The plan would also end negative gearing for all new property purchases. Businesses would continue to be able to negatively gear non-property investments.
Landlords would continue to able to write off property investment costs against property investment income, but not against salaries and other income.
His part of the plan would bring in $2.4 billion over four years and $34.5 billion over 10 years.
The third leg of the plan would limit existing negative gearers to one property. Only 583,000 out of Australia's 1.5 million property investors invest in two or more investment properties.
The deductions available for second or more properties would shrink by one-fifth each year until reaching zero after the fifth year.
The limit would bring in an extra $100 million in tax revenue in the first four years and $1.3 billion over 10 years.
Launching the plan on Saturday, Greens leader Richard Di Natale will say it is "time to dismantle the rigged system that privileges investors and landlords over everybody else".
"Australia is facing a housing crisis.
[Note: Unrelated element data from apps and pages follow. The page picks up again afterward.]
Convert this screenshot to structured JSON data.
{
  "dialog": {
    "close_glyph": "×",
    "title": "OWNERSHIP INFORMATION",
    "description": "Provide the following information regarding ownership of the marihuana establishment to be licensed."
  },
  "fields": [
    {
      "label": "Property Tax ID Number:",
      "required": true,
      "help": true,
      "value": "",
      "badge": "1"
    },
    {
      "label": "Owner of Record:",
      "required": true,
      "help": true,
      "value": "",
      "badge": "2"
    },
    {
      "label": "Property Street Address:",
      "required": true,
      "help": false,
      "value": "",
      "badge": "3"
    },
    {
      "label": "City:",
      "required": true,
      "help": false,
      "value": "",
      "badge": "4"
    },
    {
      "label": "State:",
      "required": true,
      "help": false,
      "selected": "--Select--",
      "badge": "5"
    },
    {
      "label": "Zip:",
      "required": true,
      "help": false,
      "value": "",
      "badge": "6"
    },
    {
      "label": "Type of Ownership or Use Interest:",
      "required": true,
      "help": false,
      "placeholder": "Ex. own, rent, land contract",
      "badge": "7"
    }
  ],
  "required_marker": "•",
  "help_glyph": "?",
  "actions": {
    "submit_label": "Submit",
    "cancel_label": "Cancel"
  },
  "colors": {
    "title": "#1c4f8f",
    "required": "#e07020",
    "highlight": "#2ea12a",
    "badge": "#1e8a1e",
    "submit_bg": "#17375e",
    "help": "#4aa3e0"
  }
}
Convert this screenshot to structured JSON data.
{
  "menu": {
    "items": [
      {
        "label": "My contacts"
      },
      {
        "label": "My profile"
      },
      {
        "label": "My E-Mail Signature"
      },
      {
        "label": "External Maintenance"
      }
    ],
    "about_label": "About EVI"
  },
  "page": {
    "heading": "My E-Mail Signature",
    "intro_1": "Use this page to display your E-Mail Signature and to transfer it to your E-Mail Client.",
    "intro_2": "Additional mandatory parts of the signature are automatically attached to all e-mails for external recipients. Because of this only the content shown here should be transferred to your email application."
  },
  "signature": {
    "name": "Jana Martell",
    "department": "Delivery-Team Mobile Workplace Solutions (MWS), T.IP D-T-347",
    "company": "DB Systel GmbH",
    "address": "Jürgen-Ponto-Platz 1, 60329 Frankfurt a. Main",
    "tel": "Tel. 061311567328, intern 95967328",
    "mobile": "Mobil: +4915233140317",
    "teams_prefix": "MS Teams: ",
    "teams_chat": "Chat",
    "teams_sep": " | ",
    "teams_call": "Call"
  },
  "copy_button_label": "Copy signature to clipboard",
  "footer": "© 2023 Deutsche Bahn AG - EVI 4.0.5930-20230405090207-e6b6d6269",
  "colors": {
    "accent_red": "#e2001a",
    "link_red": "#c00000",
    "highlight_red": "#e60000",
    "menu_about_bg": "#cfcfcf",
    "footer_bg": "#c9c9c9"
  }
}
Everyone needs a home where they can feel secure, live comfortably and be part of the community," his speaking notes say. "But this is becoming increasingly difficult for millions of average Australians."
Greens Treasury spokesman, senator Peter Whish-Wilson will say the government has "rigged the tax system to favour wealthy people".
"Negative gearing and capital gains tax discounts have driven house prices sky high, making it easier for wealthy people to buy more homes and harder for first home buyers," he will say. "At the same time, stamp duty raises the price of homes and stops people from moving house, even when they're ready to downsize."
The Greens will also push the Commonwealth government to back state governments that replace stamp duty with land tax.
The plan goes further than the one Labor took to the election that retained negative gearing for all pre-existing investors, no matter how many properties they geared.
Labor proposed halving the capital gains tax discount from 50 per cent to 25 per cent rather than abolishing it and replacing it with indexation.
In the budget Treasurer Scott Morrison wound back some of the excesses of negative gearing by withdrawing deductions for things such as the cost of travel to inspect rented-out properties.
- The Age